─── Source data ───

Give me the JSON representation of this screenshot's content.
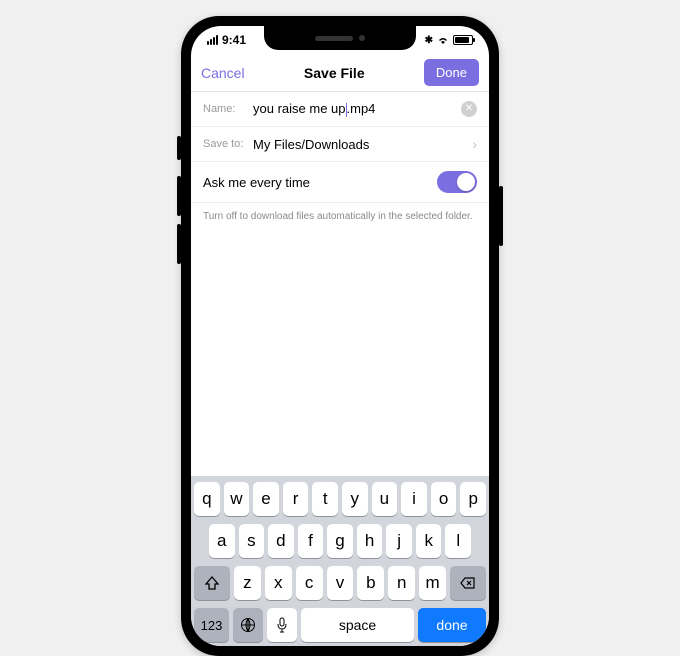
{
  "status": {
    "time": "9:41"
  },
  "navbar": {
    "cancel": "Cancel",
    "title": "Save File",
    "done": "Done"
  },
  "form": {
    "name_label": "Name:",
    "name_value_pre": "you raise me up",
    "name_value_post": ".mp4",
    "saveto_label": "Save to:",
    "saveto_value": "My Files/Downloads",
    "ask_label": "Ask me every time",
    "hint": "Turn off to download files automatically in the selected folder."
  },
  "keyboard": {
    "row1": [
      "q",
      "w",
      "e",
      "r",
      "t",
      "y",
      "u",
      "i",
      "o",
      "p"
    ],
    "row2": [
      "a",
      "s",
      "d",
      "f",
      "g",
      "h",
      "j",
      "k",
      "l"
    ],
    "row3": [
      "z",
      "x",
      "c",
      "v",
      "b",
      "n",
      "m"
    ],
    "k123": "123",
    "space": "space",
    "done": "done"
  }
}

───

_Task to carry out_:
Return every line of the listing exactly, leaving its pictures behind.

_Response to the exercise_:
Give me the JSON representation of this screenshot's content.
{
  "status": {
    "time": "9:41"
  },
  "navbar": {
    "cancel": "Cancel",
    "title": "Save File",
    "done": "Done"
  },
  "form": {
    "name_label": "Name:",
    "name_value_pre": "you raise me up",
    "name_value_post": ".mp4",
    "saveto_label": "Save to:",
    "saveto_value": "My Files/Downloads",
    "ask_label": "Ask me every time",
    "hint": "Turn off to download files automatically in the selected folder."
  },
  "keyboard": {
    "row1": [
      "q",
      "w",
      "e",
      "r",
      "t",
      "y",
      "u",
      "i",
      "o",
      "p"
    ],
    "row2": [
      "a",
      "s",
      "d",
      "f",
      "g",
      "h",
      "j",
      "k",
      "l"
    ],
    "row3": [
      "z",
      "x",
      "c",
      "v",
      "b",
      "n",
      "m"
    ],
    "k123": "123",
    "space": "space",
    "done": "done"
  }
}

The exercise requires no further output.